I have a theory that dorito powder is the most sophisticated product designed by humankind, as measured by the hours invested in its development by who knows how many scientists and engineers. An OS kernel might have more, but I'm not sure.
(totally speaking out of my ass with no evidence here) I feel like there's probably some bureaucratic enterprise software company out there that's put more man hours into a horribly architected CRUD app than most OS kernels.
Although that was somewhat your point. Doritos are much better than CRUD apps too.
> But Americans do [use turmeric] having suddenly and belatedly awakened to turmeric’s health benefits, some 3,000 years after they were first set down in the Atharva Veda, one of Hinduism’s foundational sacred texts.
And there goes my interest in reading the rest of the article. Why continue to read what is supposedly a history piece if it opens with pseudoscience? How am I supposed to trust that it's not pseudohistory as well?

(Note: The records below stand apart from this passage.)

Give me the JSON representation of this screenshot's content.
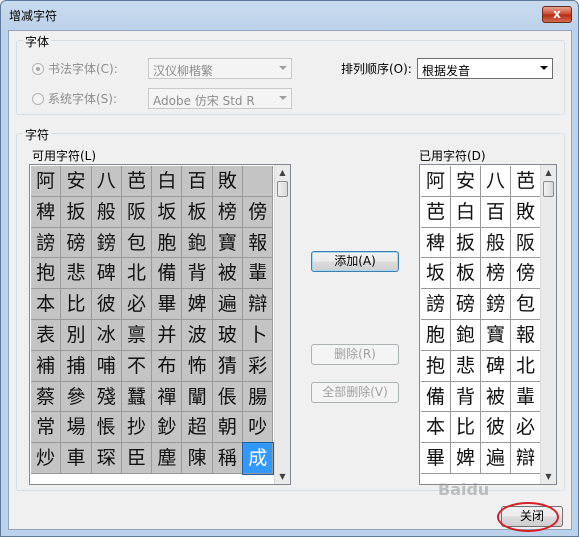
{
  "window": {
    "title": "增减字符",
    "close_glyph": "x"
  },
  "font_group": {
    "label": "字体",
    "calligraphy_radio": "书法字体(C):",
    "calligraphy_value": "汉仪柳楷繁",
    "system_radio": "系统字体(S):",
    "system_value": "Adobe 仿宋 Std R",
    "sort_label": "排列顺序(O):",
    "sort_value": "根据发音"
  },
  "char_group": {
    "label": "字符",
    "available_label": "可用字符(L)",
    "used_label": "已用字符(D)"
  },
  "available_chars": [
    [
      "阿",
      "安",
      "八",
      "芭",
      "白",
      "百",
      "敗"
    ],
    [
      "稗",
      "扳",
      "般",
      "阪",
      "坂",
      "板",
      "榜",
      "傍"
    ],
    [
      "謗",
      "磅",
      "鎊",
      "包",
      "胞",
      "鉋",
      "寶",
      "報"
    ],
    [
      "抱",
      "悲",
      "碑",
      "北",
      "備",
      "背",
      "被",
      "輩"
    ],
    [
      "本",
      "比",
      "彼",
      "必",
      "畢",
      "婢",
      "遍",
      "辯"
    ],
    [
      "表",
      "別",
      "冰",
      "禀",
      "并",
      "波",
      "玻",
      "卜"
    ],
    [
      "補",
      "捕",
      "哺",
      "不",
      "布",
      "怖",
      "猜",
      "彩"
    ],
    [
      "蔡",
      "參",
      "殘",
      "蠶",
      "禪",
      "闡",
      "倀",
      "腸"
    ],
    [
      "常",
      "場",
      "悵",
      "抄",
      "鈔",
      "超",
      "朝",
      "吵"
    ],
    [
      "炒",
      "車",
      "琛",
      "臣",
      "塵",
      "陳",
      "稱",
      "成"
    ]
  ],
  "used_chars": [
    [
      "阿",
      "安",
      "八",
      "芭"
    ],
    [
      "芭",
      "白",
      "百",
      "敗"
    ],
    [
      "稗",
      "扳",
      "般",
      "阪"
    ],
    [
      "坂",
      "板",
      "榜",
      "傍"
    ],
    [
      "謗",
      "磅",
      "鎊",
      "包"
    ],
    [
      "胞",
      "鉋",
      "寶",
      "報"
    ],
    [
      "抱",
      "悲",
      "碑",
      "北"
    ],
    [
      "備",
      "背",
      "被",
      "輩"
    ],
    [
      "本",
      "比",
      "彼",
      "必"
    ],
    [
      "畢",
      "婢",
      "遍",
      "辯"
    ]
  ],
  "buttons": {
    "add": "添加(A)",
    "delete": "删除(R)",
    "delete_all": "全部删除(V)",
    "close": "关闭"
  },
  "scroll_arrows": {
    "up": "▲",
    "down": "▼"
  },
  "watermark": "Baidu"
}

I think the article is a great example of what happens when American attitudes get applied to Eastern traditions. Turmeric with black pepper in milk has long been a traditional "comfort drink" in India. Does it work? I think it does, but not in the sense that there is a specific chemical that is causing a specific response that can cure something like aortic inflammation. The concept of a "health benefit" in Indian families is "drink this and rest it will make you feel good and get healthy soon." The American approach, described in the article, is to find that Kerala turmeric has 6% curcumin compared to Tamil Nadu's 3%, and wow Nicaragua is at 7.9% so let's get a bunch of that and have it every day and it will control our aortic inflammation! and that's just too much to ask of turmeric.
Just because a homeopathy is a charlatan field doesn’t mean all of it is pseudoscience. Ayurveda has some scientifically validated remedies. If you remember, yoga used to be considered a sham until we started discovering a lot of what was claimed turned out to be true.